With wet, cold conditions being experienced in many parts of the Midwest, proper drying and storage is particularly important to protect grain quality as harvest extends into November. Gray Woodruff, a grain conditioning expert and district manager with GSI, offers these recommendations:
- Dry corn to 14 percent or dryer, and soybeans to 12 percent or lower, if they are to be stored into the spring. Storing grain at higher moisture levels risks reduced quality and possible loss of grain.
- If frost damage is observed, lower the plenum temperature in your grain dryer to protect quality and, in severe cases, to avoid the brown to black caramelizing of the high sugar kernels.
- Clean dryers more often than normally, and empty and re-start them every three days or as necessary, instead of the normal seven-day cycle. “This is necessary because of increased fines and debris caused by unusually late planting and wet, cold weather,” Woodruff explains.
- Segregate frost or otherwise compromised grain and sell or use it as soon as possible. “Grain with quality issues will have a much shorter storage life and will deteriorate quickly,” he said. “If the quality is good enough for feed, it needs to be used quickly.”
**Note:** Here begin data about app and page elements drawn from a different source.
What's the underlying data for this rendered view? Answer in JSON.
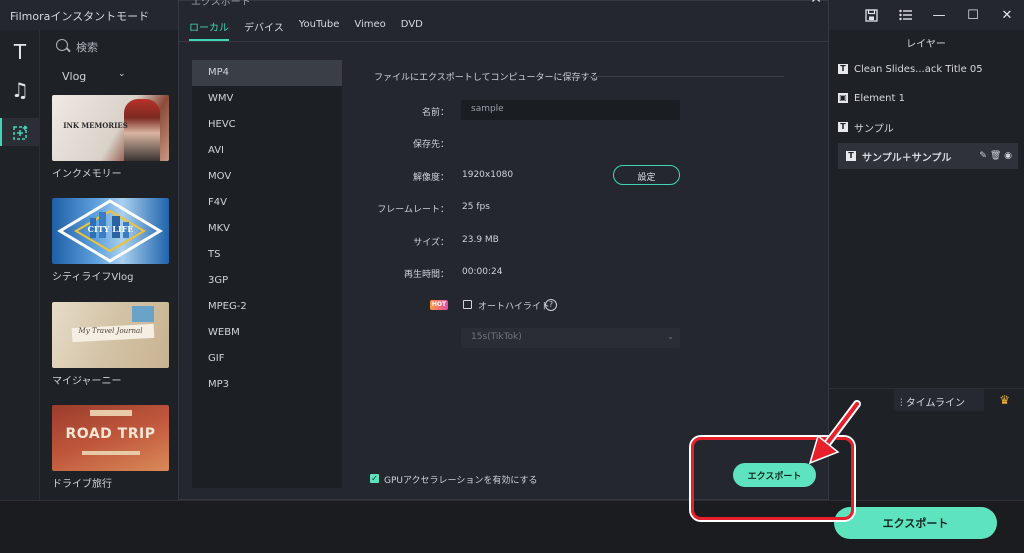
{
  "app": {
    "title": "Filmoraインスタントモード"
  },
  "window_controls": {
    "save_icon": "save-icon",
    "menu_icon": "list-icon",
    "minimize": "—",
    "maximize": "☐",
    "close": "✕"
  },
  "rail": {
    "text": "T",
    "music": "♫",
    "template": "✚"
  },
  "library": {
    "search_placeholder": "検索",
    "filter_label": "Vlog",
    "items": [
      {
        "label": "インクメモリー",
        "thumb_text": "INK MEMORIES"
      },
      {
        "label": "シティライフVlog",
        "thumb_text": "CITY LIFE"
      },
      {
        "label": "マイジャーニー",
        "thumb_text": "My Travel Journal"
      },
      {
        "label": "ドライブ旅行",
        "thumb_text": "ROAD TRIP"
      }
    ]
  },
  "layers": {
    "header": "レイヤー",
    "items": [
      {
        "label": "Clean Slides...ack Title 05"
      },
      {
        "label": "Element 1"
      },
      {
        "label": "サンプル"
      },
      {
        "label": "サンプル＋サンプル",
        "selected": true
      }
    ],
    "timeline_label": "タイムライン"
  },
  "main": {
    "export_label": "エクスポート"
  },
  "dialog": {
    "title": "エクスポート",
    "tabs": [
      "ローカル",
      "デバイス",
      "YouTube",
      "Vimeo",
      "DVD"
    ],
    "active_tab": "ローカル",
    "formats": [
      "MP4",
      "WMV",
      "HEVC",
      "AVI",
      "MOV",
      "F4V",
      "MKV",
      "TS",
      "3GP",
      "MPEG-2",
      "WEBM",
      "GIF",
      "MP3"
    ],
    "active_format": "MP4",
    "section_title": "ファイルにエクスポートしてコンピューターに保存する",
    "fields": {
      "name_label": "名前：",
      "name_value": "sample",
      "save_label": "保存先：",
      "resolution_label": "解像度：",
      "resolution_value": "1920x1080",
      "settings_button": "設定",
      "framerate_label": "フレームレート：",
      "framerate_value": "25 fps",
      "size_label": "サイズ：",
      "size_value": "23.9 MB",
      "duration_label": "再生時間：",
      "duration_value": "00:00:24",
      "hot_badge": "HOT",
      "autohighlight_label": "オートハイライト",
      "autohighlight_checked": false,
      "duration_select": "15s(TikTok)"
    },
    "gpu_label": "GPUアクセラレーションを有効にする",
    "gpu_checked": true,
    "export_button": "エクスポート"
  },
  "colors": {
    "accent": "#5ee3bf",
    "highlight": "#e8202c"
  }
}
- Follow standard grain storage best practices, but pay more attention to fines, check the grain more often and move it as soon as any out of condition issues are found.
Woodruff notes that farmers planning to store grain past June should maintain grain temperatures within 10 to 15 degrees F of the outside air to avoid grain deterioration caused by condensation developing on grain bin interiors.
“Always consult your local agriculture university for local recommendations as conditions vary widely, and what works in one state or area may not work in another,” he adds.
For additional information consult your GSI dealer or visit grainsystems.com.